TRY IT:
In the entries that follow, find the word "date" and report each line it is on.

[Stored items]
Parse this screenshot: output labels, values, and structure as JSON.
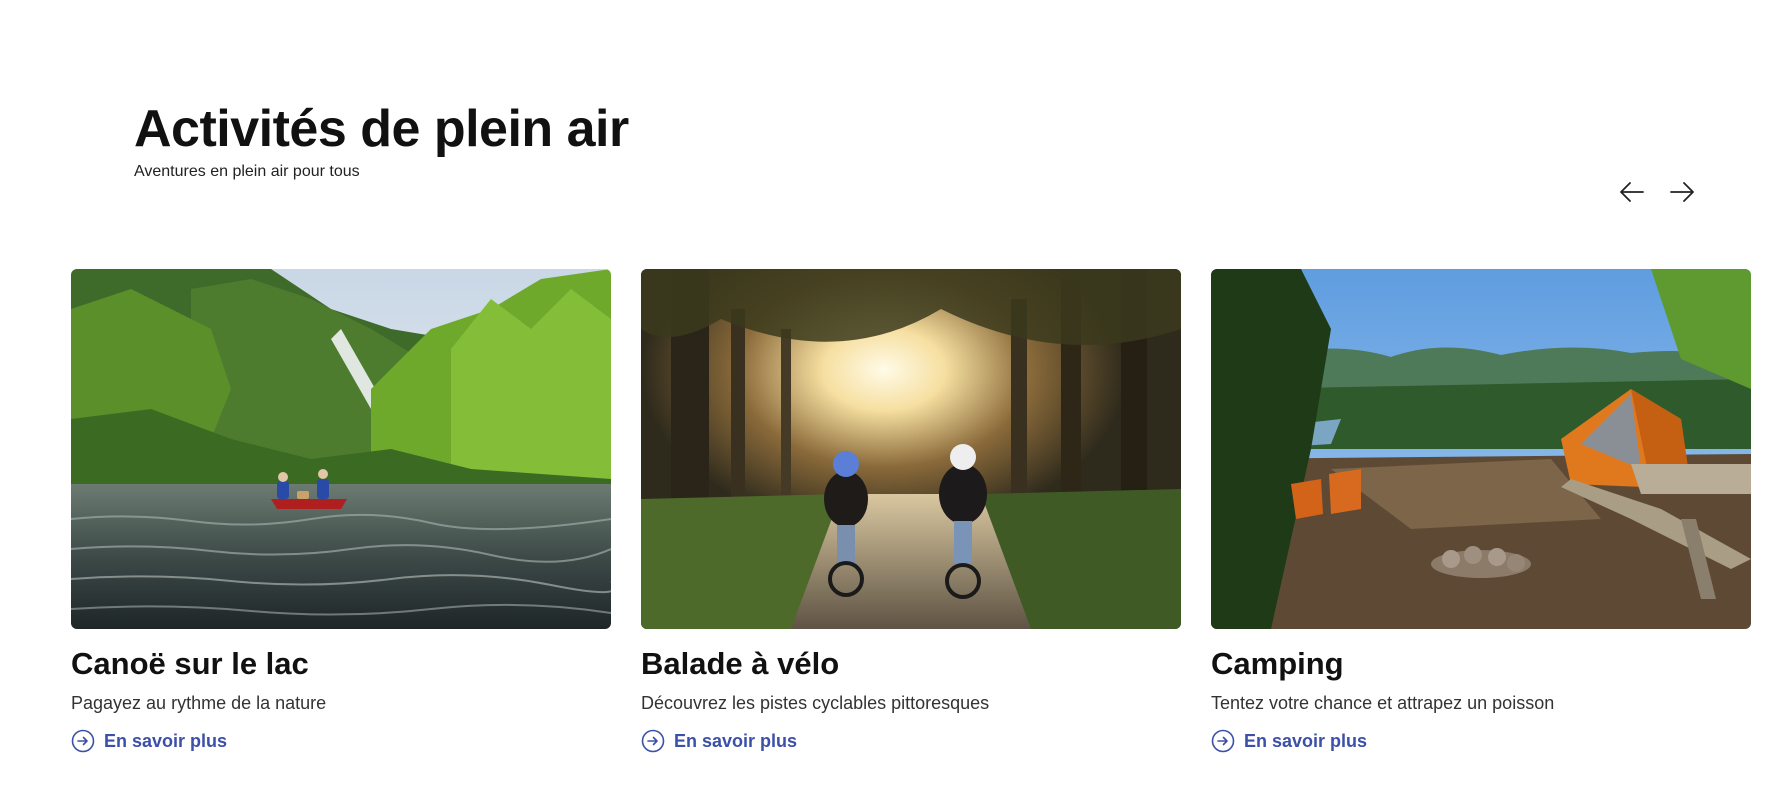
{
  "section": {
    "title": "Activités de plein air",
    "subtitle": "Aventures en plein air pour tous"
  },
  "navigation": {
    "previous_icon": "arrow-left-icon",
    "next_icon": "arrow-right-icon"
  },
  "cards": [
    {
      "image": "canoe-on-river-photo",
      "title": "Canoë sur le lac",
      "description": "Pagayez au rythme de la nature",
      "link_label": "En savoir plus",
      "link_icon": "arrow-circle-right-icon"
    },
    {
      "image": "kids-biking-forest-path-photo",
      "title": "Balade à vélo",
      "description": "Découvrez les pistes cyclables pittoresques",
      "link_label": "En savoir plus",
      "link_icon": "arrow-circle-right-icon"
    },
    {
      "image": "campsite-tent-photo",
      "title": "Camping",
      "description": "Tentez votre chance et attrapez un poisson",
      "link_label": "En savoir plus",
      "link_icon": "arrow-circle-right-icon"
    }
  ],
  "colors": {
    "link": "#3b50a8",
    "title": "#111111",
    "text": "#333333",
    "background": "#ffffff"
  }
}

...

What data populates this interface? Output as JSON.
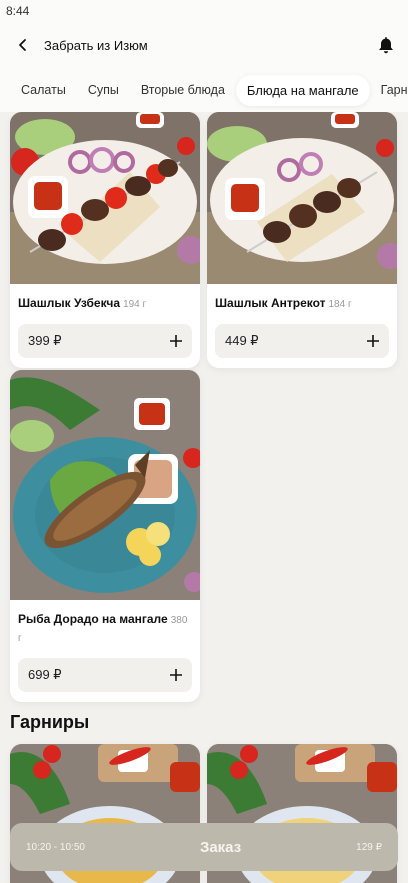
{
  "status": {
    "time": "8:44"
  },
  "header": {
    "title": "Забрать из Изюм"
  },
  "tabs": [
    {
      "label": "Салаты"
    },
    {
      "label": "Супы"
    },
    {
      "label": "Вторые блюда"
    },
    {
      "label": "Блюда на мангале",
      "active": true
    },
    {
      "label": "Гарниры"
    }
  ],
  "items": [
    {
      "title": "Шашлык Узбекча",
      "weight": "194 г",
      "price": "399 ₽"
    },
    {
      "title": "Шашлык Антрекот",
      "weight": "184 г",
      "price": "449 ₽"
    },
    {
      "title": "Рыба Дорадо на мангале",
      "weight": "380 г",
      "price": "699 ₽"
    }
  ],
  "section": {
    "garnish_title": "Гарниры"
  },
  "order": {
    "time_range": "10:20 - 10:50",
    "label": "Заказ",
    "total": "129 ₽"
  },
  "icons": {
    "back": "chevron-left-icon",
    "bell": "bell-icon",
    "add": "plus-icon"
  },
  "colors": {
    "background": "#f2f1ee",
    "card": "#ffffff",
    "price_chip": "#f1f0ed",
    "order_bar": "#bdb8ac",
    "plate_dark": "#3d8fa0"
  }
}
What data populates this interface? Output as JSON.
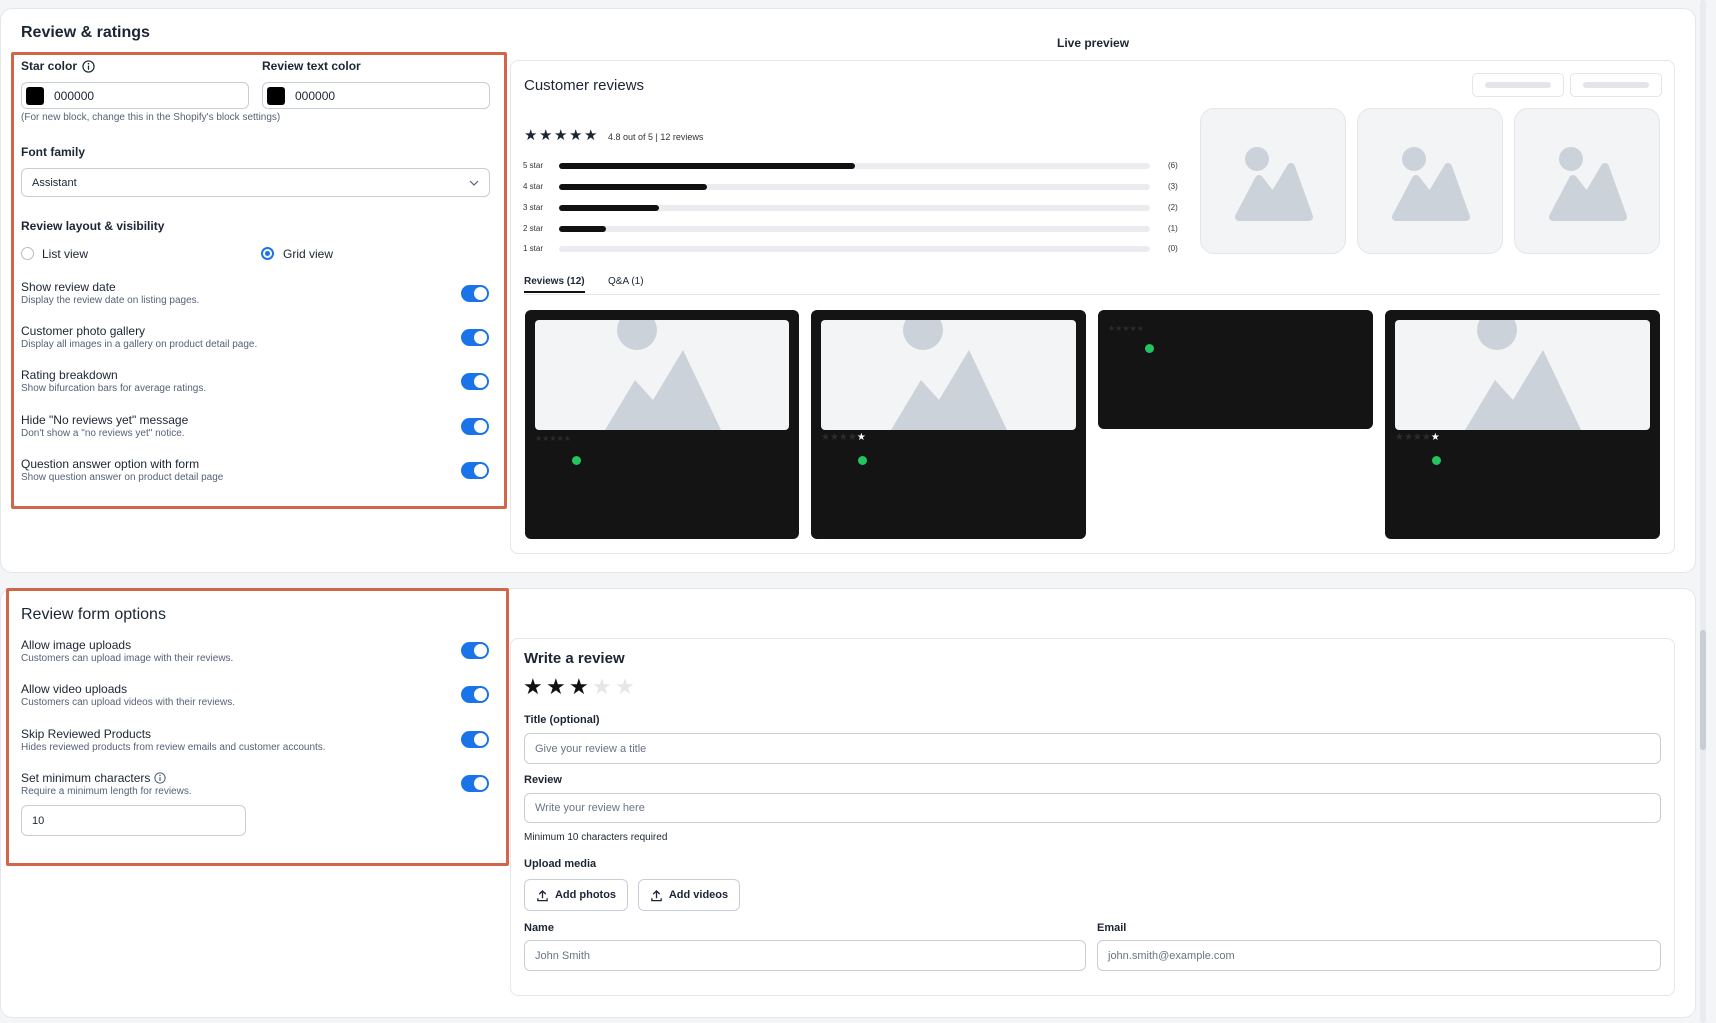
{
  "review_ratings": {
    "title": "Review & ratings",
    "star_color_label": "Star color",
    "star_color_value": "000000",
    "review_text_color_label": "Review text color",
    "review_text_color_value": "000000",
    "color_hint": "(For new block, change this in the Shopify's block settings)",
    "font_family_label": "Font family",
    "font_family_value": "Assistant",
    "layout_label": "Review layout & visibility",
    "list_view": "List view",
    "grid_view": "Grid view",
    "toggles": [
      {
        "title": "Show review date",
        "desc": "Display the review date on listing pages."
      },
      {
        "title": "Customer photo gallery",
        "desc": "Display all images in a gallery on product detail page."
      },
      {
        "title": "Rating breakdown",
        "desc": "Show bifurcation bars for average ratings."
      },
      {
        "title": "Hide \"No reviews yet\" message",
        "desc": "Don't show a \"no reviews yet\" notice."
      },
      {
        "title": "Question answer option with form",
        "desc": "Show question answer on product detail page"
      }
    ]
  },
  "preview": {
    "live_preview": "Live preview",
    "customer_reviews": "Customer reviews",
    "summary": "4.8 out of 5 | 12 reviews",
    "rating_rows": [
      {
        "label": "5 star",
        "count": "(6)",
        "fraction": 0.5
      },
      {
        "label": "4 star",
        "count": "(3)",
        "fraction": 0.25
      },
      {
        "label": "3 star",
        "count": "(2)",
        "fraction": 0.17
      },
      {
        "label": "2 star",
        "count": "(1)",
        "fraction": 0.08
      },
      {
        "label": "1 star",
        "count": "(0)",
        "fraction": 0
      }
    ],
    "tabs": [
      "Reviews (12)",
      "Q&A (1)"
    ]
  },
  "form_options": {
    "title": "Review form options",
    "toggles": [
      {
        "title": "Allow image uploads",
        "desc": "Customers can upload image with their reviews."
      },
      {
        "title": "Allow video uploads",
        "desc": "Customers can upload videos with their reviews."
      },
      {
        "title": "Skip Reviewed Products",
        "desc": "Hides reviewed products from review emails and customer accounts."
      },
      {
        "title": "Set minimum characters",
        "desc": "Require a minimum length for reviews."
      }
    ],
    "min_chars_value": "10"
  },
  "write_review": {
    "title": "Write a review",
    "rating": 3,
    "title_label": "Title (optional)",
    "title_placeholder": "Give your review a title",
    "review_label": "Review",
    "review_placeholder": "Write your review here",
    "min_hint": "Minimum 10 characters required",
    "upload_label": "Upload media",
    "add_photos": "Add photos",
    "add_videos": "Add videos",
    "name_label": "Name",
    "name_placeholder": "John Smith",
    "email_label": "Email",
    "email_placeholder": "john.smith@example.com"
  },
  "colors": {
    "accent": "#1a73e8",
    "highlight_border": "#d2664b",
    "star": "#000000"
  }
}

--

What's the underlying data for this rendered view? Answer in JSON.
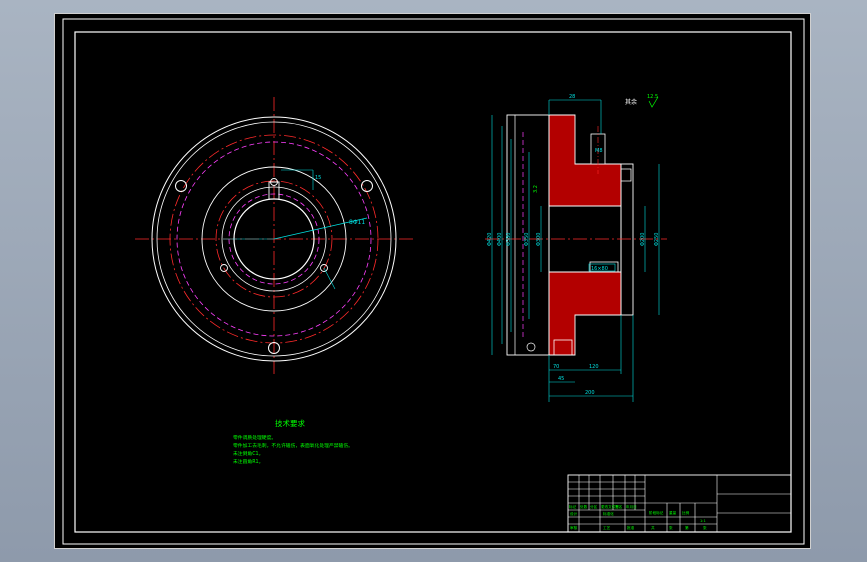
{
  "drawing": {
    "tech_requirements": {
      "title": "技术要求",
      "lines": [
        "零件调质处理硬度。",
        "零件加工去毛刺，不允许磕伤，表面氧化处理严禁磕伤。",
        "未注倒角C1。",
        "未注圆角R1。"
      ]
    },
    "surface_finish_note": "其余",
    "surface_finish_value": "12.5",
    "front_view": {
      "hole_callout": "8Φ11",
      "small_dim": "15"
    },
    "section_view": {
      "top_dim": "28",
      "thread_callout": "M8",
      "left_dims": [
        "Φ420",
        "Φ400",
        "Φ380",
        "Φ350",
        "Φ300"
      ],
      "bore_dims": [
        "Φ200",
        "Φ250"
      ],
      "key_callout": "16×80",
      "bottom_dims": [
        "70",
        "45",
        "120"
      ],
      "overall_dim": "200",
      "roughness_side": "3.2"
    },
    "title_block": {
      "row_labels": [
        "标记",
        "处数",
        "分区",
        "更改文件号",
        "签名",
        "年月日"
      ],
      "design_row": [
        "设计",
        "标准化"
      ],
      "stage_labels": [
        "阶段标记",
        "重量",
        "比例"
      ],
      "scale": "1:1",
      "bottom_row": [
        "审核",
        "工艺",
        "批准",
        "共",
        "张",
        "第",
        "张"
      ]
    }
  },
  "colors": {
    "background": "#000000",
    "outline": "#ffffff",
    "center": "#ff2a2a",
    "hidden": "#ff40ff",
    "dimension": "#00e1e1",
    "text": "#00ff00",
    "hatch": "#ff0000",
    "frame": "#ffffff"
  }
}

RESPONSE TO THE EXERCISE:
        "title": "Show review date",
        "desc": "Display the review date on listing pages."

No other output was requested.